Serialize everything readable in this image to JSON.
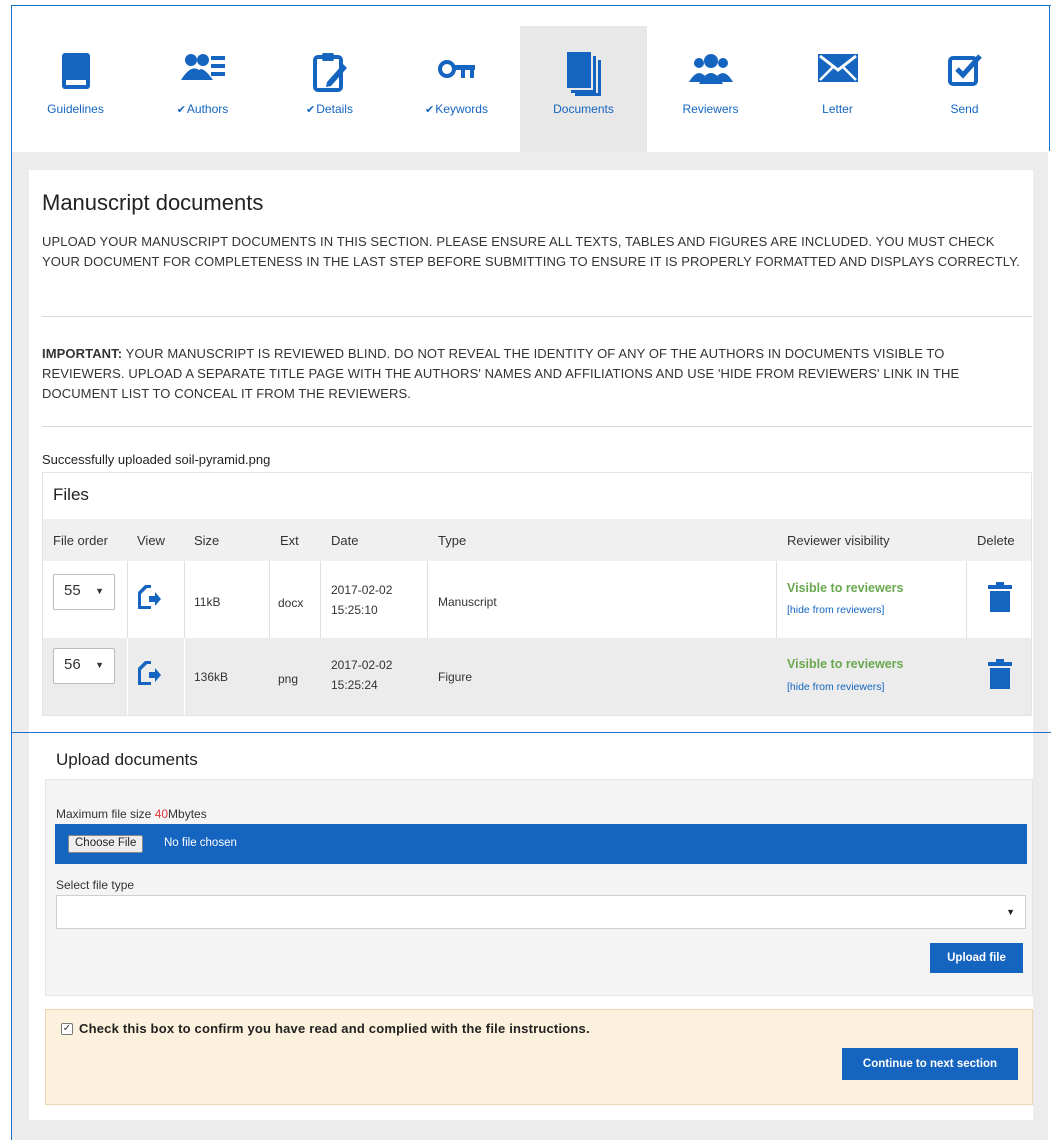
{
  "nav": {
    "tabs": [
      {
        "label": "Guidelines",
        "icon": "book-icon",
        "checked": false,
        "active": false
      },
      {
        "label": "Authors",
        "icon": "authors-list-icon",
        "checked": true,
        "active": false
      },
      {
        "label": "Details",
        "icon": "clipboard-edit-icon",
        "checked": true,
        "active": false
      },
      {
        "label": "Keywords",
        "icon": "key-icon",
        "checked": true,
        "active": false
      },
      {
        "label": "Documents",
        "icon": "documents-icon",
        "checked": false,
        "active": true
      },
      {
        "label": "Reviewers",
        "icon": "users-icon",
        "checked": false,
        "active": false
      },
      {
        "label": "Letter",
        "icon": "envelope-icon",
        "checked": false,
        "active": false
      },
      {
        "label": "Send",
        "icon": "check-square-icon",
        "checked": false,
        "active": false
      }
    ],
    "check_mark": "✔"
  },
  "page": {
    "title": "Manuscript documents",
    "instructions": "UPLOAD YOUR MANUSCRIPT DOCUMENTS IN THIS SECTION. PLEASE ENSURE ALL TEXTS, TABLES AND FIGURES ARE INCLUDED. YOU MUST CHECK YOUR DOCUMENT FOR COMPLETENESS IN THE LAST STEP BEFORE SUBMITTING TO ENSURE IT IS PROPERLY FORMATTED AND DISPLAYS CORRECTLY.",
    "important_label": "IMPORTANT:",
    "important_text": " YOUR MANUSCRIPT IS REVIEWED BLIND. DO NOT REVEAL THE IDENTITY OF ANY OF THE AUTHORS IN DOCUMENTS VISIBLE TO REVIEWERS. UPLOAD A SEPARATE TITLE PAGE WITH THE AUTHORS' NAMES AND AFFILIATIONS AND USE 'HIDE FROM REVIEWERS' LINK IN THE DOCUMENT LIST TO CONCEAL IT FROM THE REVIEWERS.",
    "success_message": "Successfully uploaded soil-pyramid.png"
  },
  "files": {
    "title": "Files",
    "columns": {
      "order": "File order",
      "view": "View",
      "size": "Size",
      "ext": "Ext",
      "date": "Date",
      "type": "Type",
      "visibility": "Reviewer visibility",
      "delete": "Delete"
    },
    "rows": [
      {
        "order": "55",
        "size": "11kB",
        "ext": "docx",
        "date": "2017-02-02",
        "time": "15:25:10",
        "type": "Manuscript",
        "visibility": "Visible to reviewers",
        "hide_link": "[hide from reviewers]"
      },
      {
        "order": "56",
        "size": "136kB",
        "ext": "png",
        "date": "2017-02-02",
        "time": "15:25:24",
        "type": "Figure",
        "visibility": "Visible to reviewers",
        "hide_link": "[hide from reviewers]"
      }
    ]
  },
  "upload": {
    "title": "Upload documents",
    "max_size_prefix": "Maximum file size ",
    "max_size_value": "40",
    "max_size_unit": "Mbytes",
    "choose_file_label": "Choose File",
    "no_file_text": "No file chosen",
    "select_type_label": "Select file type",
    "select_type_value": "",
    "upload_button": "Upload file"
  },
  "confirm": {
    "checked": true,
    "text": "Check this box to confirm you have read and complied with the file instructions.",
    "continue_button": "Continue to next section"
  },
  "colors": {
    "accent": "#1565c0",
    "visible_green": "#6aa84f",
    "confirm_bg": "#fcf1dc",
    "size_red": "#e0383e"
  }
}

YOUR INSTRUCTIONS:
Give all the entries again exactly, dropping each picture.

ANSWER SECTION:
Serialize everything readable in this image to JSON.
{
  "nav": {
    "tabs": [
      {
        "label": "Guidelines",
        "icon": "book-icon",
        "checked": false,
        "active": false
      },
      {
        "label": "Authors",
        "icon": "authors-list-icon",
        "checked": true,
        "active": false
      },
      {
        "label": "Details",
        "icon": "clipboard-edit-icon",
        "checked": true,
        "active": false
      },
      {
        "label": "Keywords",
        "icon": "key-icon",
        "checked": true,
        "active": false
      },
      {
        "label": "Documents",
        "icon": "documents-icon",
        "checked": false,
        "active": true
      },
      {
        "label": "Reviewers",
        "icon": "users-icon",
        "checked": false,
        "active": false
      },
      {
        "label": "Letter",
        "icon": "envelope-icon",
        "checked": false,
        "active": false
      },
      {
        "label": "Send",
        "icon": "check-square-icon",
        "checked": false,
        "active": false
      }
    ],
    "check_mark": "✔"
  },
  "page": {
    "title": "Manuscript documents",
    "instructions": "UPLOAD YOUR MANUSCRIPT DOCUMENTS IN THIS SECTION. PLEASE ENSURE ALL TEXTS, TABLES AND FIGURES ARE INCLUDED. YOU MUST CHECK YOUR DOCUMENT FOR COMPLETENESS IN THE LAST STEP BEFORE SUBMITTING TO ENSURE IT IS PROPERLY FORMATTED AND DISPLAYS CORRECTLY.",
    "important_label": "IMPORTANT:",
    "important_text": " YOUR MANUSCRIPT IS REVIEWED BLIND. DO NOT REVEAL THE IDENTITY OF ANY OF THE AUTHORS IN DOCUMENTS VISIBLE TO REVIEWERS. UPLOAD A SEPARATE TITLE PAGE WITH THE AUTHORS' NAMES AND AFFILIATIONS AND USE 'HIDE FROM REVIEWERS' LINK IN THE DOCUMENT LIST TO CONCEAL IT FROM THE REVIEWERS.",
    "success_message": "Successfully uploaded soil-pyramid.png"
  },
  "files": {
    "title": "Files",
    "columns": {
      "order": "File order",
      "view": "View",
      "size": "Size",
      "ext": "Ext",
      "date": "Date",
      "type": "Type",
      "visibility": "Reviewer visibility",
      "delete": "Delete"
    },
    "rows": [
      {
        "order": "55",
        "size": "11kB",
        "ext": "docx",
        "date": "2017-02-02",
        "time": "15:25:10",
        "type": "Manuscript",
        "visibility": "Visible to reviewers",
        "hide_link": "[hide from reviewers]"
      },
      {
        "order": "56",
        "size": "136kB",
        "ext": "png",
        "date": "2017-02-02",
        "time": "15:25:24",
        "type": "Figure",
        "visibility": "Visible to reviewers",
        "hide_link": "[hide from reviewers]"
      }
    ]
  },
  "upload": {
    "title": "Upload documents",
    "max_size_prefix": "Maximum file size ",
    "max_size_value": "40",
    "max_size_unit": "Mbytes",
    "choose_file_label": "Choose File",
    "no_file_text": "No file chosen",
    "select_type_label": "Select file type",
    "select_type_value": "",
    "upload_button": "Upload file"
  },
  "confirm": {
    "checked": true,
    "text": "Check this box to confirm you have read and complied with the file instructions.",
    "continue_button": "Continue to next section"
  },
  "colors": {
    "accent": "#1565c0",
    "visible_green": "#6aa84f",
    "confirm_bg": "#fcf1dc",
    "size_red": "#e0383e"
  }
}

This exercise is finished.